Khmer Rouge prison chief sacks his international lawyer
Former Khmer Rouge prison chief Duch has sacked his international lawyer just weeks before the verdict in his war crimes trial, Cambodia`s UN-backed court said on Friday, after a rift emerged in his defence.
Phnom Penh: Former Khmer Rouge prison
chief Duch has sacked his international lawyer just weeks
before the verdict in his war crimes trial, Cambodia`s
UN-backed court said on Friday, after a rift emerged in his
Duch, who cited "loss of confidence" in his request to
withdraw Francois Roux as his defence lawyer, unexpectedly
asked judges to acquit and release him on the final day of
arguments in his trial in November.
Duch, real name Kaing Guek Eav, had previously said he
took responsibility for overseeing the murders of around
15,000 men, women and children at the notorious S-21 or Tuol
Sleng prison and begged for forgiveness.
At his verdict on July 26, Duch will continue to be
represented by his Cambodian co-lawyer, Kar Savuth.
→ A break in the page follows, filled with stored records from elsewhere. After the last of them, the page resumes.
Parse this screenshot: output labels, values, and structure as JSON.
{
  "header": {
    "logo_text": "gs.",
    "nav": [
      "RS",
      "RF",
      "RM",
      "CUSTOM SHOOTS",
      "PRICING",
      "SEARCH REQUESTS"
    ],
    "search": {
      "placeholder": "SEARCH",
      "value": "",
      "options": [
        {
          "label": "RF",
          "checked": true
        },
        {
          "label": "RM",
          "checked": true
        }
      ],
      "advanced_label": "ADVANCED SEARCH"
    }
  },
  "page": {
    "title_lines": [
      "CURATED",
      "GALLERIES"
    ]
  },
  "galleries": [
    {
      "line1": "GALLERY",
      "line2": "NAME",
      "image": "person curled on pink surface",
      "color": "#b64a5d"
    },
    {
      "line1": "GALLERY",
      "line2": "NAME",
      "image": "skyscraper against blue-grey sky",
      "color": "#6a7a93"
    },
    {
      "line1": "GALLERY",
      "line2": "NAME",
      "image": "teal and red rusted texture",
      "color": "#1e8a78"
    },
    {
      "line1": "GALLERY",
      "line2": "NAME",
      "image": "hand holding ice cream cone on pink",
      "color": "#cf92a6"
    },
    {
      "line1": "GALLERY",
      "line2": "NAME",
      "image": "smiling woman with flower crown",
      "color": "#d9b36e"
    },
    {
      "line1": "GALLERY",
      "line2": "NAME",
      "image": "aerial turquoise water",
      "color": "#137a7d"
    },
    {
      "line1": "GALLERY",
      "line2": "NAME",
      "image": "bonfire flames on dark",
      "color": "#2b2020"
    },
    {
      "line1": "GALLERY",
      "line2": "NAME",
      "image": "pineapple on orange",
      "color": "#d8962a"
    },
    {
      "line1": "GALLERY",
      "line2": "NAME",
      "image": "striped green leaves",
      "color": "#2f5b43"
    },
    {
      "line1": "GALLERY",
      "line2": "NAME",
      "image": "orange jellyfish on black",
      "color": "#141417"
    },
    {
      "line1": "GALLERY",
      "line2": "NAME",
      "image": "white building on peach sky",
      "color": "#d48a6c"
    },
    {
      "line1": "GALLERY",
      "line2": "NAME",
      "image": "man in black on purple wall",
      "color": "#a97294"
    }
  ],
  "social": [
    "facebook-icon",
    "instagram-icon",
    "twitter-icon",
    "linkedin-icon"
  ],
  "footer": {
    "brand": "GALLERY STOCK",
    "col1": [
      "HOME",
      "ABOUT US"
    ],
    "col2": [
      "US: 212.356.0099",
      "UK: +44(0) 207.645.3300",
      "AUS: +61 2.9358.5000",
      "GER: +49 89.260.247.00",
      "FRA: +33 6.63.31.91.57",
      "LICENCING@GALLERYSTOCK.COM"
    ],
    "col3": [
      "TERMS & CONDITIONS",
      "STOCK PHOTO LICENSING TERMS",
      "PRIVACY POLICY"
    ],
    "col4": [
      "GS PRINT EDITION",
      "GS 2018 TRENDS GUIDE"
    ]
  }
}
Both the
Cambodian lawyer and Roux refused to comment on the sacking.
Kar Savuth in November argued that Duch wanted to be
acquitted on the grounds that he was not a senior member of
the Khmer Rouge hierarchy, while co-lawyer Roux had argued for
leniency based on his contrition.
During most of the trial, Duch`s defence team focused
on getting a lighter sentence, by downplaying his position
within the regime and by highlighting his remorse, his time
already served and his cooperation with the court.
But prosecutors said the 67-year-old`s sudden
acquittal demand raised doubts about his admissions of
responsibility and his pleas for forgiveness, while Roux said
in November the change in plea "was a complete, bad surprise".
Roux told AFP at the time he believed the U-turn was
linked to Cambodian political interference in the trial,
noting that Prime Minister Hun Sen had previously said that he
hoped the tribunal would fail.
"This (Duch`s appeal for release) calls into question
Duch`s plea of culpability, but also the competence of the
court," Roux said in November.
The court, set up in 2006 as a final chance to find
justice for victims of the blood-soaked regime, had already
been mired in controversy over alleged political interference
and allegations about kickbacks in return for jobs.